32nd Sunday B
Church of Our Lady Conceived Without Sin, Mitchelstown
7th November, 2021
The widow’s mite and climate change
Like many others I thought that with all the vaccination we would have broken the back of Covid by now. It is clear that with cases increasing that is not the case. Like others too, I thought it was a time to begin again to make contact with the parishes. I am glad of the opportunity to celebrate with you to-day. Live streaming has been a blessing when we could not gather in person but it is not the same as our personal presence to one another in prayer. Saying that, I appreciate there are many of you who, rightly, continue to be cautious of the risk involved. Covid has not gone away and we have to continue to be vigilant by social-distancing, wearing a mask inside and hand sanitising. It is a nuisance on one level but think of the common good that is at stake.
The scripture readings from the 1 Kings, Hebrews and St. Mark’s gospel all have a focus in different ways on people who have been agents of God’s providence of his generous love in the world. These different readings fit very well with the questions being addressed at the meeting of so many world leaders in Glasgow called COP26 on the challenge of climate change. What is at stake is the future of humanity, the entire human family – who need food and shelter to live in dignity of body and spirit.
Much of the talk is about what the future will be like if we do not make certain changes. But we forget this damage to the environment is already being felt in many parts of the world. Consequently, there are right now millions of people whose lives are desperate because the weather patterns that enabled them to feed and clothe themselves in the past have changed so dramatically that once rich pastureland is yielding to growing desertification.
From personal experience in my work with Trócaire, I have seen this destruction of a way of life.

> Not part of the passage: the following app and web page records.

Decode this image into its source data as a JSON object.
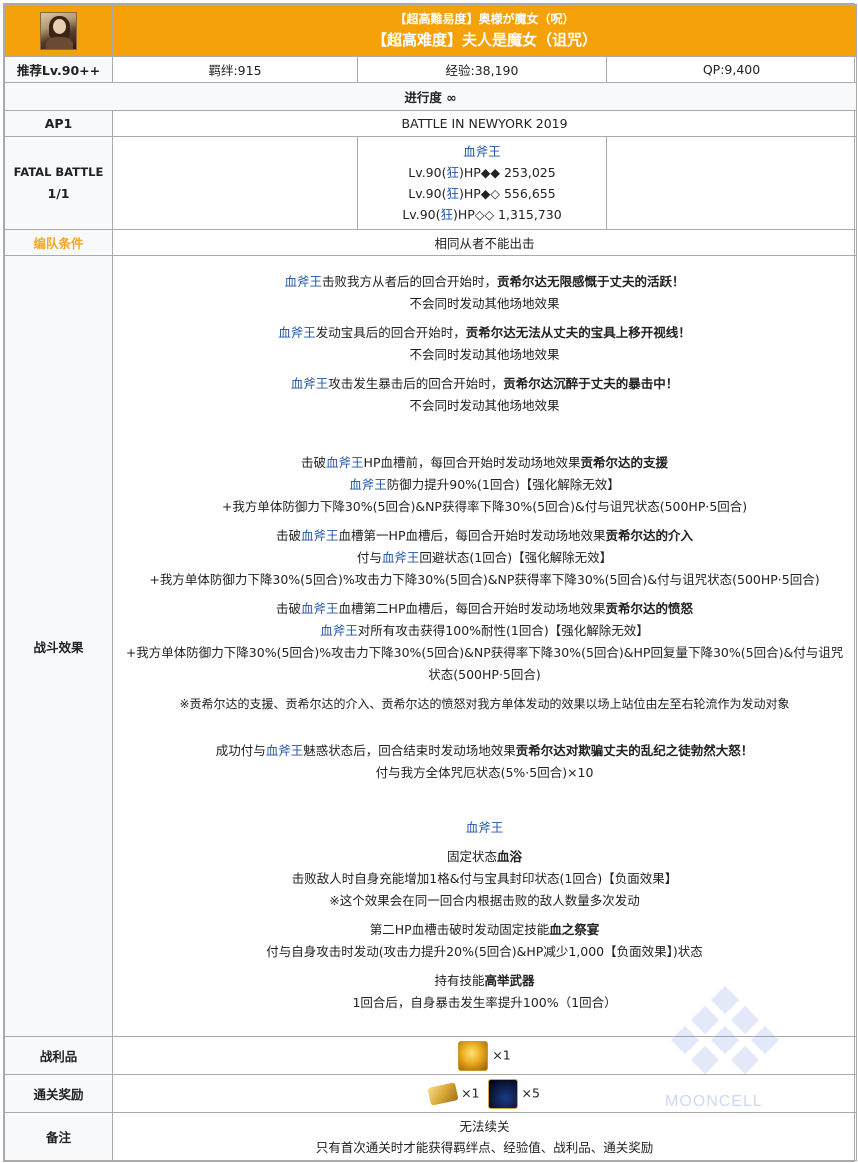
{
  "title": {
    "jp": "【超高難易度】奥様が魔女（呪）",
    "cn": "【超高难度】夫人是魔女（诅咒）"
  },
  "summary": {
    "level_label": "推荐Lv.90++",
    "bond": "羁绊:915",
    "exp": "经验:38,190",
    "qp": "QP:9,400"
  },
  "progress": "进行度 ∞",
  "ap": {
    "label": "AP1",
    "stage": "BATTLE IN NEWYORK 2019"
  },
  "fatal": {
    "label1": "FATAL BATTLE",
    "label2": "1/1",
    "enemy_name": "血斧王",
    "rows": [
      {
        "pre": "Lv.90(",
        "cls": "狂",
        "post": ")HP◆◆ 253,025"
      },
      {
        "pre": "Lv.90(",
        "cls": "狂",
        "post": ")HP◆◇ 556,655"
      },
      {
        "pre": "Lv.90(",
        "cls": "狂",
        "post": ")HP◇◇ 1,315,730"
      }
    ]
  },
  "formation": {
    "label": "编队条件",
    "value": "相同从者不能出击"
  },
  "battle": {
    "label": "战斗效果",
    "e1a": "血斧王",
    "e1b": "击败我方从者后的回合开始时，",
    "e1c": "贡希尔达无限感慨于丈夫的活跃！",
    "e1d": "不会同时发动其他场地效果",
    "e2a": "血斧王",
    "e2b": "发动宝具后的回合开始时，",
    "e2c": "贡希尔达无法从丈夫的宝具上移开视线！",
    "e2d": "不会同时发动其他场地效果",
    "e3a": "血斧王",
    "e3b": "攻击发生暴击后的回合开始时，",
    "e3c": "贡希尔达沉醉于丈夫的暴击中！",
    "e3d": "不会同时发动其他场地效果",
    "s1a": "击破",
    "s1b": "血斧王",
    "s1c": "HP血槽前，每回合开始时发动场地效果",
    "s1d": "贡希尔达的支援",
    "s1e": "血斧王",
    "s1f": "防御力提升90%(1回合)【强化解除无效】",
    "s1g": "+我方单体防御力下降30%(5回合)&NP获得率下降30%(5回合)&付与诅咒状态(500HP·5回合)",
    "s2a": "击破",
    "s2b": "血斧王",
    "s2c": "血槽第一HP血槽后，每回合开始时发动场地效果",
    "s2d": "贡希尔达的介入",
    "s2e": "付与",
    "s2f": "血斧王",
    "s2g": "回避状态(1回合)【强化解除无效】",
    "s2h": "+我方单体防御力下降30%(5回合)%攻击力下降30%(5回合)&NP获得率下降30%(5回合)&付与诅咒状态(500HP·5回合)",
    "s3a": "击破",
    "s3b": "血斧王",
    "s3c": "血槽第二HP血槽后，每回合开始时发动场地效果",
    "s3d": "贡希尔达的愤怒",
    "s3e": "血斧王",
    "s3f": "对所有攻击获得100%耐性(1回合)【强化解除无效】",
    "s3g": "+我方单体防御力下降30%(5回合)%攻击力下降30%(5回合)&NP获得率下降30%(5回合)&HP回复量下降30%(5回合)&付与诅咒状态(500HP·5回合)",
    "note": "※贡希尔达的支援、贡希尔达的介入、贡希尔达的愤怒对我方单体发动的效果以场上站位由左至右轮流作为发动对象",
    "c1a": "成功付与",
    "c1b": "血斧王",
    "c1c": "魅惑状态后，回合结束时发动场地效果",
    "c1d": "贡希尔达对欺骗丈夫的乱纪之徒勃然大怒！",
    "c1e": "付与我方全体咒厄状态(5%·5回合)×10",
    "boss": "血斧王",
    "p1a": "固定状态",
    "p1b": "血浴",
    "p1c": "击败敌人时自身充能增加1格&付与宝具封印状态(1回合)【负面效果】",
    "p1d": "※这个效果会在同一回合内根据击败的敌人数量多次发动",
    "p2a": "第二HP血槽击破时发动固定技能",
    "p2b": "血之祭宴",
    "p2c": "付与自身攻击时发动(攻击力提升20%(5回合)&HP减少1,000【负面效果】)状态",
    "p3a": "持有技能",
    "p3b": "高举武器",
    "p3c": "1回合后，自身暴击发生率提升100%（1回合）"
  },
  "drops": {
    "label": "战利品",
    "count": "×1"
  },
  "rewards": {
    "label": "通关奖励",
    "count1": "×1",
    "count2": "×5"
  },
  "remarks": {
    "label": "备注",
    "line1": "无法续关",
    "line2": "只有首次通关时才能获得羁绊点、经验值、战利品、通关奖励"
  },
  "watermark": "MOONCELL"
}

Accordingly, it is to meet this current need that leads to Trócaire seeking your support to-day. They are already on the ground in the countries of East Africa working with local teams to ensure malnutrition and waterborne disease is prevented. I know these people, fine people who really appreciate your generosity.
If we think beyond the immediate current needs – the growing damage of climate change will lead to even greater levels of migration unless the global north really makes serious efforts to build the economies in the global south. Therefore, these issues along with Covid will be part and parcel of the global agenda for the coming years.
Our gathering in faith in response to the Lord’s invitation “to do this in memory of me” keeps us grounded in Christian hope and love. Great as the challenges may seem, the love of God has no limits, the love of God reflected and witnessed through us can do so much more than we can imagine. It is truly amazing what God multiplies from the smallest gifts given to a generous heart.
Thus, Elijah declared
“Jar of meal shall not be spent
Jug of oil shall not be emptied
before the day when the Lord sends
rain on the face of the earth”
So too of the widow who gave so generously from what little she had. The great curse of the wealthy is greed – of never having enough, of never being satisfied.
The climate crisis has been building for many years now. The key to any solution will come from a spirit of generosity born of care for the common good. Pope Francis anchors that reality for us as disciples of Lord Jesus in his Encyclical Fratelli Tutti – Brothers and Sisters all. Our cry to God in the heavens must be matched by our call for one another on this earth we call our common home.
The world is richly blessed – there is enough for all – we need to manage it justly.